* Exercise goal *
Every line of the data should be output word for word.

* The input *
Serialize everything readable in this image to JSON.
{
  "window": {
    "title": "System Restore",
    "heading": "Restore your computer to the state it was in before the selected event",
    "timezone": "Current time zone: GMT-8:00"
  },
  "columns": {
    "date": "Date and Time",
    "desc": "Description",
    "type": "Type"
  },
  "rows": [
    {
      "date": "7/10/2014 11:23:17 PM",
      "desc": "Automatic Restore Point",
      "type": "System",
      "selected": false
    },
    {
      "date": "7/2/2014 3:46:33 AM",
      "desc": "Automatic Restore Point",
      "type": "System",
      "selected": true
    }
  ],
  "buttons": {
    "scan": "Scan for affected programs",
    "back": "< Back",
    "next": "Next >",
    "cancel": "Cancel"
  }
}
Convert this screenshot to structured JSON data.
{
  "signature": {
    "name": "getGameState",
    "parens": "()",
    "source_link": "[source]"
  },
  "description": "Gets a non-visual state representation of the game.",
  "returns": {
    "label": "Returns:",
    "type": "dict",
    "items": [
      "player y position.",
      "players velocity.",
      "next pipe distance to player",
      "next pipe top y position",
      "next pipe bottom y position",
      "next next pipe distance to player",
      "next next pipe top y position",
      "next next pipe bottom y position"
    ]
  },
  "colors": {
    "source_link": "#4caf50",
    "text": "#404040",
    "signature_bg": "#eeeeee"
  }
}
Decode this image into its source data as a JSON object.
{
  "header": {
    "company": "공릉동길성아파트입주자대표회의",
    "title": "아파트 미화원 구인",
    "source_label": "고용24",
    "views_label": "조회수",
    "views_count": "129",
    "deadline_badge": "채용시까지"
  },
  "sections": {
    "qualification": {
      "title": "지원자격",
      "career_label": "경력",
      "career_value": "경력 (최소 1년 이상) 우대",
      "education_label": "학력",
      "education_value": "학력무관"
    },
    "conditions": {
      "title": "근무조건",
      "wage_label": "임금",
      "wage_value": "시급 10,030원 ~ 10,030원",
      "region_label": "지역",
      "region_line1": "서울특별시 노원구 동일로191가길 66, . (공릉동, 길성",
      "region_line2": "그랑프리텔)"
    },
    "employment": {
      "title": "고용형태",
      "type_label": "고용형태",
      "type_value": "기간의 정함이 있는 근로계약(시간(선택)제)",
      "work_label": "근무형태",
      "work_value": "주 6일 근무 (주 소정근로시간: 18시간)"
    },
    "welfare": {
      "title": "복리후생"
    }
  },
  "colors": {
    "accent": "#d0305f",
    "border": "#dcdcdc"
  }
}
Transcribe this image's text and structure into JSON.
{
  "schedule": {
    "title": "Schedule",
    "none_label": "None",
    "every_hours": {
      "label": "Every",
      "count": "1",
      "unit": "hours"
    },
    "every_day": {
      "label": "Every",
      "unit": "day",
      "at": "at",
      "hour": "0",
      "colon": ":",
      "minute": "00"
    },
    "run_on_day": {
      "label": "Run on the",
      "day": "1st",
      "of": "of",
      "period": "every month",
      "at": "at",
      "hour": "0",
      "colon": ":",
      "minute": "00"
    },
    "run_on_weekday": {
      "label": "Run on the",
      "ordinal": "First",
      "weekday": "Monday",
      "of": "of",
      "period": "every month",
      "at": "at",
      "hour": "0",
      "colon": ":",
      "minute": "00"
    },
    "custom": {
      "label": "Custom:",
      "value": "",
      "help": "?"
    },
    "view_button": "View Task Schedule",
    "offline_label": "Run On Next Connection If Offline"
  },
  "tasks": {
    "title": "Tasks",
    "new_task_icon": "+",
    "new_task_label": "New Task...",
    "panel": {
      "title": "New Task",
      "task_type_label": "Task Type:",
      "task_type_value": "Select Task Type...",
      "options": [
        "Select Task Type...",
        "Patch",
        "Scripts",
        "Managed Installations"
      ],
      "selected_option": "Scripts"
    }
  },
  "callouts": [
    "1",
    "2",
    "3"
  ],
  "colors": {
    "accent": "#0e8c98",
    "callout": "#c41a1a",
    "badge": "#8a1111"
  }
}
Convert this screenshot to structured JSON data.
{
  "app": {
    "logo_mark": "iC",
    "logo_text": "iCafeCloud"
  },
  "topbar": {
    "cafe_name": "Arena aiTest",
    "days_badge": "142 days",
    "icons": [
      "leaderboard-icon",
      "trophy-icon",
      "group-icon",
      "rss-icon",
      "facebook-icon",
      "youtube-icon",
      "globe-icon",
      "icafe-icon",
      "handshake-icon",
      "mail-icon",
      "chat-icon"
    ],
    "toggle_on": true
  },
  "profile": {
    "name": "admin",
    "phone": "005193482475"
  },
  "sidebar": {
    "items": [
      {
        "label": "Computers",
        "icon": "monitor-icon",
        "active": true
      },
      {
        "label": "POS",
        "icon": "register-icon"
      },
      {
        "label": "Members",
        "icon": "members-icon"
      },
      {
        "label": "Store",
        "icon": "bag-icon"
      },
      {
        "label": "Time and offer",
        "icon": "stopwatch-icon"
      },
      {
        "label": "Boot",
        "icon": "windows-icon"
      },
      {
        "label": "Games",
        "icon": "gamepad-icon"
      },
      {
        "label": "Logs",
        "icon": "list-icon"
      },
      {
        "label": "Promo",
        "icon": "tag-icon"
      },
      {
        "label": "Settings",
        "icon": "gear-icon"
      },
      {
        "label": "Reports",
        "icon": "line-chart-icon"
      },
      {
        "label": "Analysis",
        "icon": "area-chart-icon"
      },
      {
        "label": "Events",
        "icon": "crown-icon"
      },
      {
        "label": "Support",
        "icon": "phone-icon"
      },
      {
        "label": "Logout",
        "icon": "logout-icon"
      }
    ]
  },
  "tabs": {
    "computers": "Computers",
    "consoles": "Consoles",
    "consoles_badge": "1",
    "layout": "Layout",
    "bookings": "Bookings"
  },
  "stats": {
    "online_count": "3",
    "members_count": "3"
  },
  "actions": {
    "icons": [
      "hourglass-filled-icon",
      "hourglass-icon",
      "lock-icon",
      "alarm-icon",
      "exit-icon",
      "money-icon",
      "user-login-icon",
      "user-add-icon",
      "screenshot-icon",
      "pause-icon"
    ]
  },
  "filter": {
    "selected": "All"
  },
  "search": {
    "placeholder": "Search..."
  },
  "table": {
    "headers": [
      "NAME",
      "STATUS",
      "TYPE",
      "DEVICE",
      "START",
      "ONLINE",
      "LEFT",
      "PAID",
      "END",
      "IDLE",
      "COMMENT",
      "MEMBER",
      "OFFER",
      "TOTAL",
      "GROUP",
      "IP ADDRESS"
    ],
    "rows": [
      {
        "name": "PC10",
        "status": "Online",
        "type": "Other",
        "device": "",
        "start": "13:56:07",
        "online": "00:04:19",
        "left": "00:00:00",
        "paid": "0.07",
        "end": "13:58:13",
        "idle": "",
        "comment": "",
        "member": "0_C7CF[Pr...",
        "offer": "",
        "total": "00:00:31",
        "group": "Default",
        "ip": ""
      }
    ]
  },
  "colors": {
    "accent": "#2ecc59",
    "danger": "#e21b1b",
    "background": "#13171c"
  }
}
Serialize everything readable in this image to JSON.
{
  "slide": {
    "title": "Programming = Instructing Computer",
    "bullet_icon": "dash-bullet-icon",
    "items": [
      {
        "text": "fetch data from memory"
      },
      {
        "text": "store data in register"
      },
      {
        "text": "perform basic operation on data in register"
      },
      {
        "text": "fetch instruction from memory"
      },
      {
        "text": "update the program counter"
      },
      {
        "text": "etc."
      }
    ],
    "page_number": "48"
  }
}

* Answer box *
Serialize everything readable in this image to JSON.
{
  "window": {
    "title": "System Restore",
    "heading": "Restore your computer to the state it was in before the selected event",
    "timezone": "Current time zone: GMT-8:00"
  },
  "columns": {
    "date": "Date and Time",
    "desc": "Description",
    "type": "Type"
  },
  "rows": [
    {
      "date": "7/10/2014 11:23:17 PM",
      "desc": "Automatic Restore Point",
      "type": "System",
      "selected": false
    },
    {
      "date": "7/2/2014 3:46:33 AM",
      "desc": "Automatic Restore Point",
      "type": "System",
      "selected": true
    }
  ],
  "buttons": {
    "scan": "Scan for affected programs",
    "back": "< Back",
    "next": "Next >",
    "cancel": "Cancel"
  }
}
Convert this screenshot to structured JSON data.
{
  "signature": {
    "name": "getGameState",
    "parens": "()",
    "source_link": "[source]"
  },
  "description": "Gets a non-visual state representation of the game.",
  "returns": {
    "label": "Returns:",
    "type": "dict",
    "items": [
      "player y position.",
      "players velocity.",
      "next pipe distance to player",
      "next pipe top y position",
      "next pipe bottom y position",
      "next next pipe distance to player",
      "next next pipe top y position",
      "next next pipe bottom y position"
    ]
  },
  "colors": {
    "source_link": "#4caf50",
    "text": "#404040",
    "signature_bg": "#eeeeee"
  }
}
Decode this image into its source data as a JSON object.
{
  "header": {
    "company": "공릉동길성아파트입주자대표회의",
    "title": "아파트 미화원 구인",
    "source_label": "고용24",
    "views_label": "조회수",
    "views_count": "129",
    "deadline_badge": "채용시까지"
  },
  "sections": {
    "qualification": {
      "title": "지원자격",
      "career_label": "경력",
      "career_value": "경력 (최소 1년 이상) 우대",
      "education_label": "학력",
      "education_value": "학력무관"
    },
    "conditions": {
      "title": "근무조건",
      "wage_label": "임금",
      "wage_value": "시급 10,030원 ~ 10,030원",
      "region_label": "지역",
      "region_line1": "서울특별시 노원구 동일로191가길 66, . (공릉동, 길성",
      "region_line2": "그랑프리텔)"
    },
    "employment": {
      "title": "고용형태",
      "type_label": "고용형태",
      "type_value": "기간의 정함이 있는 근로계약(시간(선택)제)",
      "work_label": "근무형태",
      "work_value": "주 6일 근무 (주 소정근로시간: 18시간)"
    },
    "welfare": {
      "title": "복리후생"
    }
  },
  "colors": {
    "accent": "#d0305f",
    "border": "#dcdcdc"
  }
}
Transcribe this image's text and structure into JSON.
{
  "schedule": {
    "title": "Schedule",
    "none_label": "None",
    "every_hours": {
      "label": "Every",
      "count": "1",
      "unit": "hours"
    },
    "every_day": {
      "label": "Every",
      "unit": "day",
      "at": "at",
      "hour": "0",
      "colon": ":",
      "minute": "00"
    },
    "run_on_day": {
      "label": "Run on the",
      "day": "1st",
      "of": "of",
      "period": "every month",
      "at": "at",
      "hour": "0",
      "colon": ":",
      "minute": "00"
    },
    "run_on_weekday": {
      "label": "Run on the",
      "ordinal": "First",
      "weekday": "Monday",
      "of": "of",
      "period": "every month",
      "at": "at",
      "hour": "0",
      "colon": ":",
      "minute": "00"
    },
    "custom": {
      "label": "Custom:",
      "value": "",
      "help": "?"
    },
    "view_button": "View Task Schedule",
    "offline_label": "Run On Next Connection If Offline"
  },
  "tasks": {
    "title": "Tasks",
    "new_task_icon": "+",
    "new_task_label": "New Task...",
    "panel": {
      "title": "New Task",
      "task_type_label": "Task Type:",
      "task_type_value": "Select Task Type...",
      "options": [
        "Select Task Type...",
        "Patch",
        "Scripts",
        "Managed Installations"
      ],
      "selected_option": "Scripts"
    }
  },
  "callouts": [
    "1",
    "2",
    "3"
  ],
  "colors": {
    "accent": "#0e8c98",
    "callout": "#c41a1a",
    "badge": "#8a1111"
  }
}
Convert this screenshot to structured JSON data.
{
  "app": {
    "logo_mark": "iC",
    "logo_text": "iCafeCloud"
  },
  "topbar": {
    "cafe_name": "Arena aiTest",
    "days_badge": "142 days",
    "icons": [
      "leaderboard-icon",
      "trophy-icon",
      "group-icon",
      "rss-icon",
      "facebook-icon",
      "youtube-icon",
      "globe-icon",
      "icafe-icon",
      "handshake-icon",
      "mail-icon",
      "chat-icon"
    ],
    "toggle_on": true
  },
  "profile": {
    "name": "admin",
    "phone": "005193482475"
  },
  "sidebar": {
    "items": [
      {
        "label": "Computers",
        "icon": "monitor-icon",
        "active": true
      },
      {
        "label": "POS",
        "icon": "register-icon"
      },
      {
        "label": "Members",
        "icon": "members-icon"
      },
      {
        "label": "Store",
        "icon": "bag-icon"
      },
      {
        "label": "Time and offer",
        "icon": "stopwatch-icon"
      },
      {
        "label": "Boot",
        "icon": "windows-icon"
      },
      {
        "label": "Games",
        "icon": "gamepad-icon"
      },
      {
        "label": "Logs",
        "icon": "list-icon"
      },
      {
        "label": "Promo",
        "icon": "tag-icon"
      },
      {
        "label": "Settings",
        "icon": "gear-icon"
      },
      {
        "label": "Reports",
        "icon": "line-chart-icon"
      },
      {
        "label": "Analysis",
        "icon": "area-chart-icon"
      },
      {
        "label": "Events",
        "icon": "crown-icon"
      },
      {
        "label": "Support",
        "icon": "phone-icon"
      },
      {
        "label": "Logout",
        "icon": "logout-icon"
      }
    ]
  },
  "tabs": {
    "computers": "Computers",
    "consoles": "Consoles",
    "consoles_badge": "1",
    "layout": "Layout",
    "bookings": "Bookings"
  },
  "stats": {
    "online_count": "3",
    "members_count": "3"
  },
  "actions": {
    "icons": [
      "hourglass-filled-icon",
      "hourglass-icon",
      "lock-icon",
      "alarm-icon",
      "exit-icon",
      "money-icon",
      "user-login-icon",
      "user-add-icon",
      "screenshot-icon",
      "pause-icon"
    ]
  },
  "filter": {
    "selected": "All"
  },
  "search": {
    "placeholder": "Search..."
  },
  "table": {
    "headers": [
      "NAME",
      "STATUS",
      "TYPE",
      "DEVICE",
      "START",
      "ONLINE",
      "LEFT",
      "PAID",
      "END",
      "IDLE",
      "COMMENT",
      "MEMBER",
      "OFFER",
      "TOTAL",
      "GROUP",
      "IP ADDRESS"
    ],
    "rows": [
      {
        "name": "PC10",
        "status": "Online",
        "type": "Other",
        "device": "",
        "start": "13:56:07",
        "online": "00:04:19",
        "left": "00:00:00",
        "paid": "0.07",
        "end": "13:58:13",
        "idle": "",
        "comment": "",
        "member": "0_C7CF[Pr...",
        "offer": "",
        "total": "00:00:31",
        "group": "Default",
        "ip": ""
      }
    ]
  },
  "colors": {
    "accent": "#2ecc59",
    "danger": "#e21b1b",
    "background": "#13171c"
  }
}
Serialize everything readable in this image to JSON.
{
  "slide": {
    "title": "Programming = Instructing Computer",
    "bullet_icon": "dash-bullet-icon",
    "items": [
      {
        "text": "fetch data from memory"
      },
      {
        "text": "store data in register"
      },
      {
        "text": "perform basic operation on data in register"
      },
      {
        "text": "fetch instruction from memory"
      },
      {
        "text": "update the program counter"
      },
      {
        "text": "etc."
      }
    ],
    "page_number": "48"
  }
}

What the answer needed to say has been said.